Everything in the listing below needs to be retyped exactly.

────────────────────

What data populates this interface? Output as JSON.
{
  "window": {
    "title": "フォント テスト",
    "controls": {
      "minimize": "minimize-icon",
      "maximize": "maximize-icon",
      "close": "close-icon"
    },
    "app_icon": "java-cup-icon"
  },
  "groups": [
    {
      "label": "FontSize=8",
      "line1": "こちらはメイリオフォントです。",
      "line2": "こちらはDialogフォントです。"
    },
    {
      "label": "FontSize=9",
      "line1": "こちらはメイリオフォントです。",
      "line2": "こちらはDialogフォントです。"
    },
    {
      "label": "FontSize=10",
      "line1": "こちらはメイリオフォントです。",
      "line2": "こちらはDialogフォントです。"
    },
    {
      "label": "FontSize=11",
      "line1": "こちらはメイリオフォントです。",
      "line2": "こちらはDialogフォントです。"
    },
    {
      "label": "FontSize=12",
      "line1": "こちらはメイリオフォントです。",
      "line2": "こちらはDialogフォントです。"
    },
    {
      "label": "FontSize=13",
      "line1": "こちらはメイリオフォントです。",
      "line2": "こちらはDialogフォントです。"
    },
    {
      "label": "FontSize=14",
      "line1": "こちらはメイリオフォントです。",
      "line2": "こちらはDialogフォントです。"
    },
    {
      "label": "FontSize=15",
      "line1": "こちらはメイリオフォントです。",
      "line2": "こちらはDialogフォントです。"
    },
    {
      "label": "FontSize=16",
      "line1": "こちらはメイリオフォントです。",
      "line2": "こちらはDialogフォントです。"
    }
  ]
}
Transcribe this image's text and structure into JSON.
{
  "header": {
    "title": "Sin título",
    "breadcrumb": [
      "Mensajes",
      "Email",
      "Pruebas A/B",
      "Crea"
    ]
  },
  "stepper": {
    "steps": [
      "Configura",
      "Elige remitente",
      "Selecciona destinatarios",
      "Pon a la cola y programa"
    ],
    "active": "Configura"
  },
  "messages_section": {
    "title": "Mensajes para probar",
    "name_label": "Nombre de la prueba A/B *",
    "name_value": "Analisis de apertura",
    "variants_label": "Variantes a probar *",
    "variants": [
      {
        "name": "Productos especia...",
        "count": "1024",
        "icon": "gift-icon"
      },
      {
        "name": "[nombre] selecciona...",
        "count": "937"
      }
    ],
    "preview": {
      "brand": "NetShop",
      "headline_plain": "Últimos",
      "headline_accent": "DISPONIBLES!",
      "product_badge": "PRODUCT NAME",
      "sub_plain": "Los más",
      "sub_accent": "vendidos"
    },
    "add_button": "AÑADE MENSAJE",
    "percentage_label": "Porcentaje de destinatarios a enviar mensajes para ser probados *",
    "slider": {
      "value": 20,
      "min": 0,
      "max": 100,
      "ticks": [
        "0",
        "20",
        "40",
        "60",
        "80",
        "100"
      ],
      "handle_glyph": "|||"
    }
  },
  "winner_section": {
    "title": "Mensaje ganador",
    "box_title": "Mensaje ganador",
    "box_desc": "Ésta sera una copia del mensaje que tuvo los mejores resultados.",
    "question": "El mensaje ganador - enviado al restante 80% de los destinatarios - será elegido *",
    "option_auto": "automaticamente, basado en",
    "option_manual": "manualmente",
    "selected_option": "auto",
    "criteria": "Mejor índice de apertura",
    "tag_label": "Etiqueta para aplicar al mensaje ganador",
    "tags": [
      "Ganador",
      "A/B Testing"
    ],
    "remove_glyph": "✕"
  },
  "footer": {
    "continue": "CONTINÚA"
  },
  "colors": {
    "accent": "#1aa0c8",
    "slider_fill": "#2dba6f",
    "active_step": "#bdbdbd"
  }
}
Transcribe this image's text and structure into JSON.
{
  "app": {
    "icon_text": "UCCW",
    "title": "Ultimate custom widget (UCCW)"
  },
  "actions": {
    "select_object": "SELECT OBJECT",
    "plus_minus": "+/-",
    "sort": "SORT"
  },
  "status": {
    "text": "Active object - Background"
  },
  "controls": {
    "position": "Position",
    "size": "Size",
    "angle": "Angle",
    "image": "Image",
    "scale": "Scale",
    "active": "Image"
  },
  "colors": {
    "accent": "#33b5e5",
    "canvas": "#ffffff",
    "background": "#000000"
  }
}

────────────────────

RESULT BELOW:
What data populates this interface? Output as JSON.
{
  "window": {
    "title": "フォント テスト",
    "controls": {
      "minimize": "minimize-icon",
      "maximize": "maximize-icon",
      "close": "close-icon"
    },
    "app_icon": "java-cup-icon"
  },
  "groups": [
    {
      "label": "FontSize=8",
      "line1": "こちらはメイリオフォントです。",
      "line2": "こちらはDialogフォントです。"
    },
    {
      "label": "FontSize=9",
      "line1": "こちらはメイリオフォントです。",
      "line2": "こちらはDialogフォントです。"
    },
    {
      "label": "FontSize=10",
      "line1": "こちらはメイリオフォントです。",
      "line2": "こちらはDialogフォントです。"
    },
    {
      "label": "FontSize=11",
      "line1": "こちらはメイリオフォントです。",
      "line2": "こちらはDialogフォントです。"
    },
    {
      "label": "FontSize=12",
      "line1": "こちらはメイリオフォントです。",
      "line2": "こちらはDialogフォントです。"
    },
    {
      "label": "FontSize=13",
      "line1": "こちらはメイリオフォントです。",
      "line2": "こちらはDialogフォントです。"
    },
    {
      "label": "FontSize=14",
      "line1": "こちらはメイリオフォントです。",
      "line2": "こちらはDialogフォントです。"
    },
    {
      "label": "FontSize=15",
      "line1": "こちらはメイリオフォントです。",
      "line2": "こちらはDialogフォントです。"
    },
    {
      "label": "FontSize=16",
      "line1": "こちらはメイリオフォントです。",
      "line2": "こちらはDialogフォントです。"
    }
  ]
}
Transcribe this image's text and structure into JSON.
{
  "header": {
    "title": "Sin título",
    "breadcrumb": [
      "Mensajes",
      "Email",
      "Pruebas A/B",
      "Crea"
    ]
  },
  "stepper": {
    "steps": [
      "Configura",
      "Elige remitente",
      "Selecciona destinatarios",
      "Pon a la cola y programa"
    ],
    "active": "Configura"
  },
  "messages_section": {
    "title": "Mensajes para probar",
    "name_label": "Nombre de la prueba A/B *",
    "name_value": "Analisis de apertura",
    "variants_label": "Variantes a probar *",
    "variants": [
      {
        "name": "Productos especia...",
        "count": "1024",
        "icon": "gift-icon"
      },
      {
        "name": "[nombre] selecciona...",
        "count": "937"
      }
    ],
    "preview": {
      "brand": "NetShop",
      "headline_plain": "Últimos",
      "headline_accent": "DISPONIBLES!",
      "product_badge": "PRODUCT NAME",
      "sub_plain": "Los más",
      "sub_accent": "vendidos"
    },
    "add_button": "AÑADE MENSAJE",
    "percentage_label": "Porcentaje de destinatarios a enviar mensajes para ser probados *",
    "slider": {
      "value": 20,
      "min": 0,
      "max": 100,
      "ticks": [
        "0",
        "20",
        "40",
        "60",
        "80",
        "100"
      ],
      "handle_glyph": "|||"
    }
  },
  "winner_section": {
    "title": "Mensaje ganador",
    "box_title": "Mensaje ganador",
    "box_desc": "Ésta sera una copia del mensaje que tuvo los mejores resultados.",
    "question": "El mensaje ganador - enviado al restante 80% de los destinatarios - será elegido *",
    "option_auto": "automaticamente, basado en",
    "option_manual": "manualmente",
    "selected_option": "auto",
    "criteria": "Mejor índice de apertura",
    "tag_label": "Etiqueta para aplicar al mensaje ganador",
    "tags": [
      "Ganador",
      "A/B Testing"
    ],
    "remove_glyph": "✕"
  },
  "footer": {
    "continue": "CONTINÚA"
  },
  "colors": {
    "accent": "#1aa0c8",
    "slider_fill": "#2dba6f",
    "active_step": "#bdbdbd"
  }
}
Transcribe this image's text and structure into JSON.
{
  "app": {
    "icon_text": "UCCW",
    "title": "Ultimate custom widget (UCCW)"
  },
  "actions": {
    "select_object": "SELECT OBJECT",
    "plus_minus": "+/-",
    "sort": "SORT"
  },
  "status": {
    "text": "Active object - Background"
  },
  "controls": {
    "position": "Position",
    "size": "Size",
    "angle": "Angle",
    "image": "Image",
    "scale": "Scale",
    "active": "Image"
  },
  "colors": {
    "accent": "#33b5e5",
    "canvas": "#ffffff",
    "background": "#000000"
  }
}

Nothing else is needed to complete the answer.